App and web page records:
_ _ _ _

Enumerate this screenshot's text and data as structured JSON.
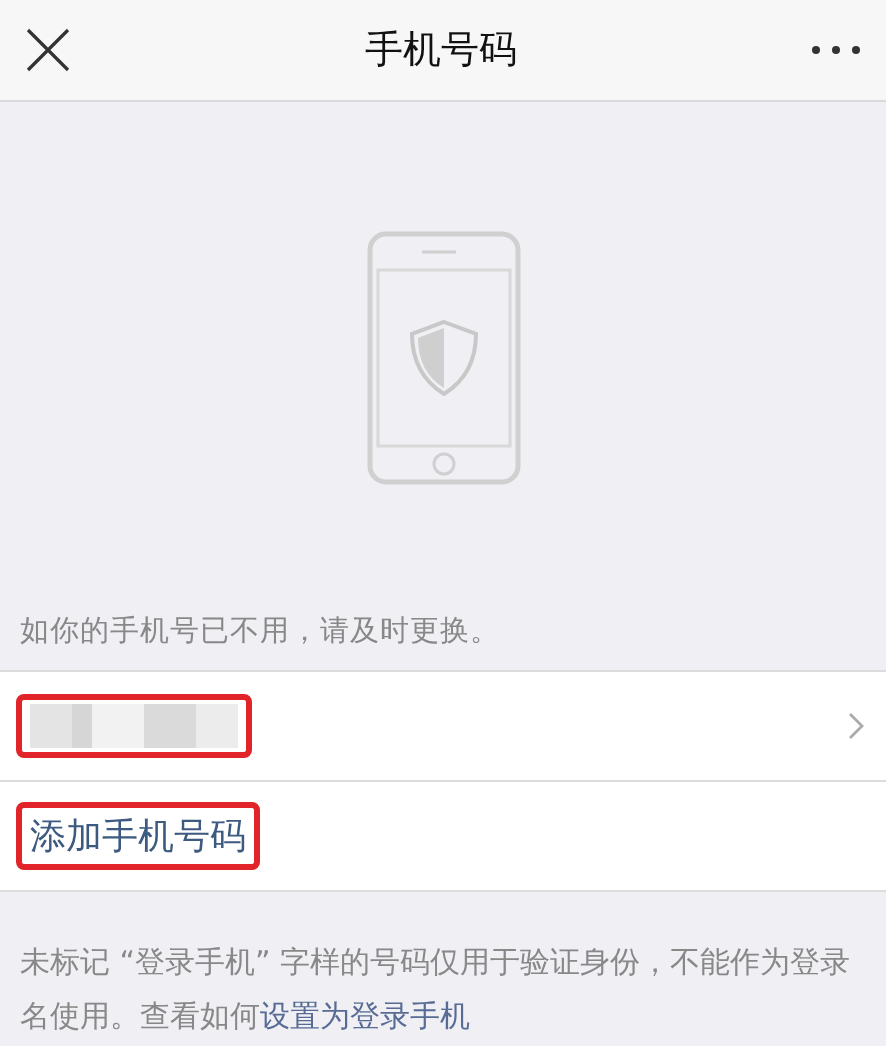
{
  "header": {
    "title": "手机号码"
  },
  "hint": "如你的手机号已不用，请及时更换。",
  "rows": [
    {
      "kind": "redacted",
      "highlighted": true
    },
    {
      "kind": "action",
      "label": "添加手机号码",
      "highlighted": true
    }
  ],
  "footer": {
    "text": "未标记 “登录手机” 字样的号码仅用于验证身份，不能作为登录名使用。查看如何",
    "link": "设置为登录手机"
  }
}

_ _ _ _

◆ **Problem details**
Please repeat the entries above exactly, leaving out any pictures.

◆ **Answer area**
Enumerate this screenshot's text and data as structured JSON.
{
  "header": {
    "title": "手机号码"
  },
  "hint": "如你的手机号已不用，请及时更换。",
  "rows": [
    {
      "kind": "redacted",
      "highlighted": true
    },
    {
      "kind": "action",
      "label": "添加手机号码",
      "highlighted": true
    }
  ],
  "footer": {
    "text": "未标记 “登录手机” 字样的号码仅用于验证身份，不能作为登录名使用。查看如何",
    "link": "设置为登录手机"
  }
}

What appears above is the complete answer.